Tellegen Absorption Scale (TAS): Developed by Tellegen & Atkinson (1974), a scale of Tellegen’s Multidimensional Personality Questionnaire, is a 34-item true-false scale that correlates with numerous variables (e.g. measuring hypnotic susceptibility and imagery). The TAS was revised in 1982. For information, contact Bev Kaemmer, Manager of the Test Division of the University of Minnesota Press.
Torrance Tests of Creative Thinking (TTCT): Developed by Torrance (1966), is a measure of creativity and “divergent thinking” with four subscales including: fluency, originality, abstractness of titles, resistance to premature closing, and elaboration for children, adolescents and adults. Creative strengths that can be reviews include: emotional expressiveness, storytelling articulateness, movement or action, expressiveness of titles, synthesis of incomplete figures, synthesis of lines, unusual visualization, internal visualization, extending or breaking boundaries, humor, richness of imagery, and colorfulness of imagery.
Citation: Kelly, T.M. (2015). Clinical Parapsychology: Extrasensory Exceptional Experiences (Textbook). University of Alternative Studies. Purchase.
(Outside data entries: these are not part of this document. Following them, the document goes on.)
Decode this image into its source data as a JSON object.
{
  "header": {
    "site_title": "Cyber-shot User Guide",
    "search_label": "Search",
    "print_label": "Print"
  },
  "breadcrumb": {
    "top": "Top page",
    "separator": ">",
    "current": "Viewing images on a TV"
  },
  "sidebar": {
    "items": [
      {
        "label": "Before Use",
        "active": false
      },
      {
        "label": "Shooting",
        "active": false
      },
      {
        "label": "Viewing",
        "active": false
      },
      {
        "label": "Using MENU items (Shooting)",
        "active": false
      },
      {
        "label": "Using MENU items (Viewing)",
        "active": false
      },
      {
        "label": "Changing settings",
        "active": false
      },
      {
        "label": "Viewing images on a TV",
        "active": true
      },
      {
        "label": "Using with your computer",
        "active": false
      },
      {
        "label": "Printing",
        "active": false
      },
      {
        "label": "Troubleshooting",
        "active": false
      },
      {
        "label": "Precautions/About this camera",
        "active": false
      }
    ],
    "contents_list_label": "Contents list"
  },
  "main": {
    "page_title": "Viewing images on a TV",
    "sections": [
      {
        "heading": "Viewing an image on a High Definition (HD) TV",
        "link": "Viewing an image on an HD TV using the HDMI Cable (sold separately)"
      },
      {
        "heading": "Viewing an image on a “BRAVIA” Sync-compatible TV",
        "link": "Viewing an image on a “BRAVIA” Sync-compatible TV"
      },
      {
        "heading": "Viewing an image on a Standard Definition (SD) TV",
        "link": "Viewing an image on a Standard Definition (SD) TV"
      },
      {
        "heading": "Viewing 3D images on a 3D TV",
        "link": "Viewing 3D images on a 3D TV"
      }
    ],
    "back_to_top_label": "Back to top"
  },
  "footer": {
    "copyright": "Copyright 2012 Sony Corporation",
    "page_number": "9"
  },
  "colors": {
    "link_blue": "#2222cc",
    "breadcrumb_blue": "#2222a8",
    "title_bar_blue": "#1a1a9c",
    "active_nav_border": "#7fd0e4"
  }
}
Copyright © 2014 Theresa M. Kelly, MsD. This article is licensed under a Creative Commons Attribution-NonCommercial-NoDerivatives 4.0 International License.